Davis pointed out that Margaret Thatcher was often unpopular at this stage in a Parliament: “The question we should ask is whether what we do now is going to deliver a good outcome in two years’ time.”

So we should be asking whether raising National Insurance will deliver more jobs or fewer in two years’ time: “I worry about the National Insurance increase. I worry about the Corporation Tax increase.”

Not that Davis falls for the idea that some perfect policy exists.

When asked whether he himself has made mistakes, he joked for a moment that he had made none, but then went on: “We all make mistakes. I don’t criticise the Government for making mistakes.”

He said that what we need are not great men but great institutions: “Great institutions protect you from big mistakes.”

And later: “Good institutions do not deliver perfection, they deliver correction.”

He instanced the slave trade, For the whole of the seventeenth century “we had a terrible record on slavery”. But in 1807, Parliament changed its mind, and decided to abolish the Atlantic slave trade, which was what over the next 60 years the Royal Navy managed to achieve, displaying “heroism on a grand scale”:

“It’s the greatest ethical foreign policy and the most expensive in the world ever.”

In 1968, when student riots erupted at the Sorbonne in Paris, David Davis was in his first year at Warwick University: “I turned out to be the only person arguing against the riots.”

He became Chairman of that nursery of talent, the Federation of Conservative Students, in which capacity he saw Ted Heath four times a year, and Margaret Thatcher, then Education Secretary, ten times a year.

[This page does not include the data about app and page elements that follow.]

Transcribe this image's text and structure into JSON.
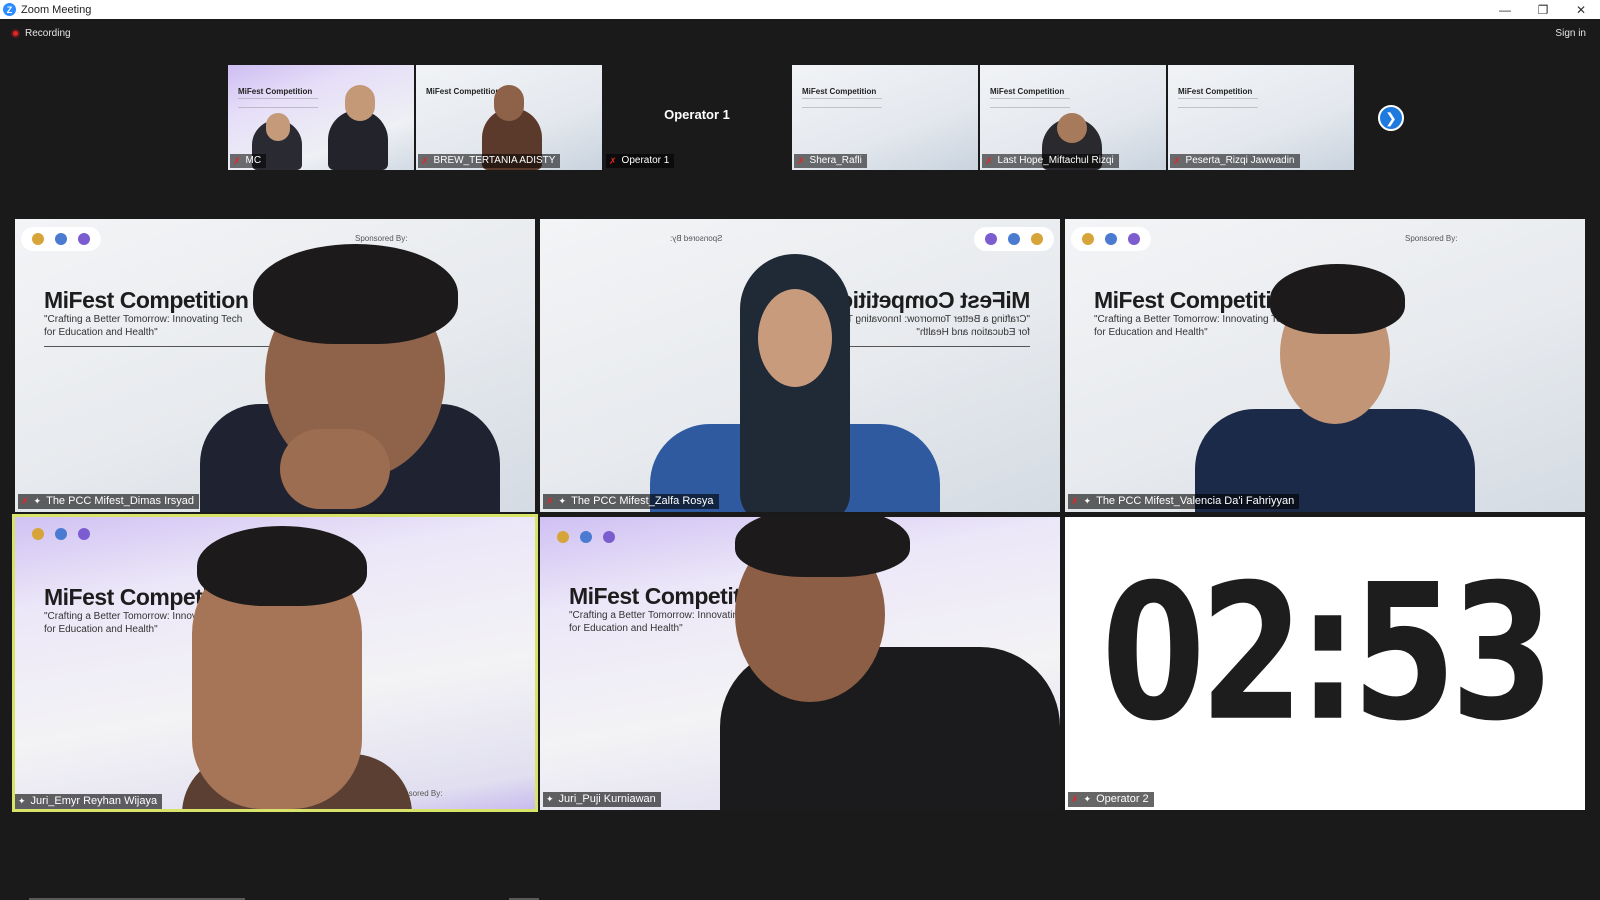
{
  "window": {
    "title": "Zoom Meeting",
    "controls": [
      "minimize",
      "restore",
      "close"
    ]
  },
  "topbar": {
    "recording_label": "Recording",
    "signin_label": "Sign in"
  },
  "strip": [
    {
      "name": "MC",
      "muted": true,
      "kind": "video"
    },
    {
      "name": "BREW_TERTANIA ADISTY",
      "muted": true,
      "kind": "video"
    },
    {
      "name": "Operator 1",
      "muted": true,
      "kind": "name-only",
      "center_label": "Operator 1"
    },
    {
      "name": "Shera_Rafli",
      "muted": true,
      "kind": "slide"
    },
    {
      "name": "Last Hope_Miftachul Rizqi",
      "muted": true,
      "kind": "video"
    },
    {
      "name": "Peserta_Rizqi Jawwadin",
      "muted": true,
      "kind": "slide"
    }
  ],
  "slide_text": {
    "title": "MiFest Competition",
    "subtitle": "\"Crafting a Better Tomorrow: Innovating Tech for Education and Health\"",
    "sponsored": "Sponsored By:"
  },
  "gallery": [
    {
      "name": "The PCC Mifest_Dimas Irsyad",
      "muted": true,
      "pinned": true
    },
    {
      "name": "The PCC Mifest_Zalfa Rosya",
      "muted": true,
      "pinned": true
    },
    {
      "name": "The PCC Mifest_Valencia Da'i Fahriyyan",
      "muted": true,
      "pinned": true
    },
    {
      "name": "Juri_Emyr Reyhan Wijaya",
      "muted": false,
      "pinned": true,
      "active_speaker": true
    },
    {
      "name": "Juri_Puji Kurniawan",
      "muted": false,
      "pinned": true
    },
    {
      "name": "Operator 2",
      "muted": true,
      "pinned": true,
      "timer": "02:53"
    }
  ],
  "colors": {
    "accent": "#2d8cff",
    "active_speaker": "#d8e36a",
    "mic_off": "#e02828",
    "background": "#1a1a1a"
  }
}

Britain seemed condemned to decline, but when Thatcher became leader she said, “Our job is to reverse the decline.” Davis recalled how “incredibly controversial” the 1981 Budget had been.

He entered Parliament in 1987 and soon found himself defending the Maastricht Treaty. This was not the fight he wanted to have: it was a fight that could not be avoided.

He thought the treaty was “terrible”, but that if John Major’s Government fell, Labour would get in and go much further with European integration, so there was “no right answer outcome”.

At this point he quoted David Frost’s observation earlier in the day:

“All history, all experience, shows that democratic countries with free economies, which let people keep the money they have earned, make their own decisions, and manage their own lives, are not just richer but also happier and more admired by others.”

“That’s actually a fantastic paragraph,” Davis said. “I’d stick it on the wall at home. Our history is the history of freedom.”

And that freedom includes the freedom to rebel when you conclude that the Government is getting something wrong. He was interviewed by Ryan Henson, Chief Executive Officer of the Coalition for Global Prosperity, which “brings together political, military, business and faith leaders” to make the case for “an effective development budget”.

Davis was a leading figure in the recent Tory rebellion against cuts in the international development budget, which he believed was heading for success: “We thought we had 50 [MPs] – it evaporated – we probably need 70 next time.”

He added that “you’ve got to move the public as well as the Government,” who can then put pressure on their MPs.

When asked about his back story, as the son of a single mother on a council estate, Davis objected:

“It’s become fashionable to talk about your back story. The press are gullible about it. They believe Angela Rayner to be a normal member of the working class.”